Friday was not a great day for political journalism. The story driving campaign news was that President Obama said “the private sector is doing fine,” which he meant in the same basic way that I did this week when I was slowly recovering from a horrendous head cold and told people I was “fine,” but which Republicans seized on as if to suggest he meant “ideal.” But what set me off (on an extended Twitter rant, in fact) was actually not that story but a Buzzfeed article headlined “Mitt Romney Struggles To Identify A Donut.” They’re sort of the same thing.
The story is a short video clip of Romney pointing at a plate of delicious-looking doughnuts and saying, “Can you see that one of those chocolate, um, uh, chocolate goodies finds its way to our ride?” He was almost certainly not struggling to identify a doughnut. Maybe he was looking for a more specific word to identify the subgenre of doughnut he was pointing at. Maybe he was trying to come up with a more general term than doughnut, and he settled on “goodies.” In any case, I am nearly certain Romney was not unfamiliar with doughnuts.
Did Buzzfeed think Romney didn’t know what a doughnut was? I would also guess the answer is: almost certainly not. Rather, Buzzfeed was engaged in a kind of meta judgment. Somebody else — liberal bloggers, Democrats, an MSNBC host — would use the video to make the case that Romney didn’t know what a doughnut was. Romney, as we all know, is extremely wealthy and often out of touch with the realities of middle-class existence, so it could be claimed that he couldn’t identify a doughnut, and it would become another piece of evidence for what we all know to be true about Romney, and surely is true, even though it is not actually evidence of anything.

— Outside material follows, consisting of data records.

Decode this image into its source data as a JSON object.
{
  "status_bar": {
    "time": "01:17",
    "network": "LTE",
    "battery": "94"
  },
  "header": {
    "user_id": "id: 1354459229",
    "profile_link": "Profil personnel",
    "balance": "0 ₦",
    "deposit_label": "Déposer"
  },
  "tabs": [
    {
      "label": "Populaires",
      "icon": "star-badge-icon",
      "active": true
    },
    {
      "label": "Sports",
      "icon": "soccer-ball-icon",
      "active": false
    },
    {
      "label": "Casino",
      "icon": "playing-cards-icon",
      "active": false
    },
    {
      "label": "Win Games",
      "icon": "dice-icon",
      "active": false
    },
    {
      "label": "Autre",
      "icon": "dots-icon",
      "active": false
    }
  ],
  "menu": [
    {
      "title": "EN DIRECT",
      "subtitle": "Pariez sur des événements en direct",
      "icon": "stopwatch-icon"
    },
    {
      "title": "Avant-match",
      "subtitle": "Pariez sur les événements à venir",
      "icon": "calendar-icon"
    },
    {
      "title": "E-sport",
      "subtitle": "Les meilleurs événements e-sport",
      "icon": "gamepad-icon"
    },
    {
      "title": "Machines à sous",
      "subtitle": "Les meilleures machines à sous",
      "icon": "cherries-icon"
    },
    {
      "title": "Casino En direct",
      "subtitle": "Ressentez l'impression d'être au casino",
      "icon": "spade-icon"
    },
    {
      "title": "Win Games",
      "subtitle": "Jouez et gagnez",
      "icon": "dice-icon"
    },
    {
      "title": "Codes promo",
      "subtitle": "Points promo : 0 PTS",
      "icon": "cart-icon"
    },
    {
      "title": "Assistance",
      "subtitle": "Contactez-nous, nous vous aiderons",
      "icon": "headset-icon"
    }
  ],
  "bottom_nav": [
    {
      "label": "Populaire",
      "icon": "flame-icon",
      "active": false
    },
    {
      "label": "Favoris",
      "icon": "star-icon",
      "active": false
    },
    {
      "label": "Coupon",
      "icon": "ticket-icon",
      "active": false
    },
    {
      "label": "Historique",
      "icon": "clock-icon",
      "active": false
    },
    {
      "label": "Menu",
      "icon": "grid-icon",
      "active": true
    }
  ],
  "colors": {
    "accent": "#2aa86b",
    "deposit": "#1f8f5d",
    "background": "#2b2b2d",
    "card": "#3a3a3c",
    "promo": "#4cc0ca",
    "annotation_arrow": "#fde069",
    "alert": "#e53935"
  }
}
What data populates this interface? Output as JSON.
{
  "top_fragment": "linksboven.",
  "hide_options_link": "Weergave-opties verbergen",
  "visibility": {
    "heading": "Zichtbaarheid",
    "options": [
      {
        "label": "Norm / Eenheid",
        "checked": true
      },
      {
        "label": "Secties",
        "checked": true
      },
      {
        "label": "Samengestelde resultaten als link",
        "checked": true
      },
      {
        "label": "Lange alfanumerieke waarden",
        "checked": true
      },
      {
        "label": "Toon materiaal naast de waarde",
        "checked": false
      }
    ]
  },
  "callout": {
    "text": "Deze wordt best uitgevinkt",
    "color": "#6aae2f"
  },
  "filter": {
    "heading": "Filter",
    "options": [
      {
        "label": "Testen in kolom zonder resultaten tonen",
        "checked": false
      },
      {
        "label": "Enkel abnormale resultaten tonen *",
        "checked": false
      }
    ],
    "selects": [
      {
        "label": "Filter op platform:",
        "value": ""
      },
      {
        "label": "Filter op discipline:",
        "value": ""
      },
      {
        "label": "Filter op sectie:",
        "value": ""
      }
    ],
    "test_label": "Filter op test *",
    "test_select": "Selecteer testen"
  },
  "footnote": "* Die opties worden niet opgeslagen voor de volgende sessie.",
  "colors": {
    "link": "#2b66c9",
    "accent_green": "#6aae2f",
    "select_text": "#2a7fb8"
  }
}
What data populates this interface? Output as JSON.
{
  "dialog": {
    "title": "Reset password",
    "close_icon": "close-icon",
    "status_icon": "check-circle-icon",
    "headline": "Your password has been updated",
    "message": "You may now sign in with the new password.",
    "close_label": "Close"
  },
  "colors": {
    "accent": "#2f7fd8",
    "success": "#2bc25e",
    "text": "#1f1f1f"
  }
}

It’s obviously true that political campaigns will take their opponents’ statements out of context. That is probably unavoidable. The key step I’m focusing on here is when the journalist internalizes the work of the oppo researcher. Perhaps, in the end, the dumbest, least fair, most context-free interpretation of the line will ultimately prevail. But when journalists assume this will happen and make no effort to fight against that process, we go from merely reporting on the stupidity of politics to becoming accomplices of it.
I don’t mean to single out Buzzfeed here, which I generally like. Nor do I mean to plead innocence. I went back and looked up my own commentary on a similar Romney gaffe, when he said, “I like being able to fire people who provide services to me.” Romney had previously run a wildly misleading ad depicting Obama quoting the Republicans in a non-friendly way, but presenting the quote as being Obama’s own views. I wrote an item pointing out that Democrats might reverse the trick on Romney. I wrote that it would be a “smear” of Romney and would be taking his words “out of context,” which I think discharged my obligation to note the basic unfairness of the attack but also did, somewhat, assume a smear campaign that hadn’t yet happened. I later wrote a post defending Romney’s like-to-fire-people line as an ode to the benefits of consumer competition.
Anyway, I am not trying to get in the way of anybody’s fun. Some gaffes are really funny. Some are genuinely revealing. My humble suggestion is that, when we cover them, we attempt to explain what the candidate actually meant and not merely do his opponents’ work for him.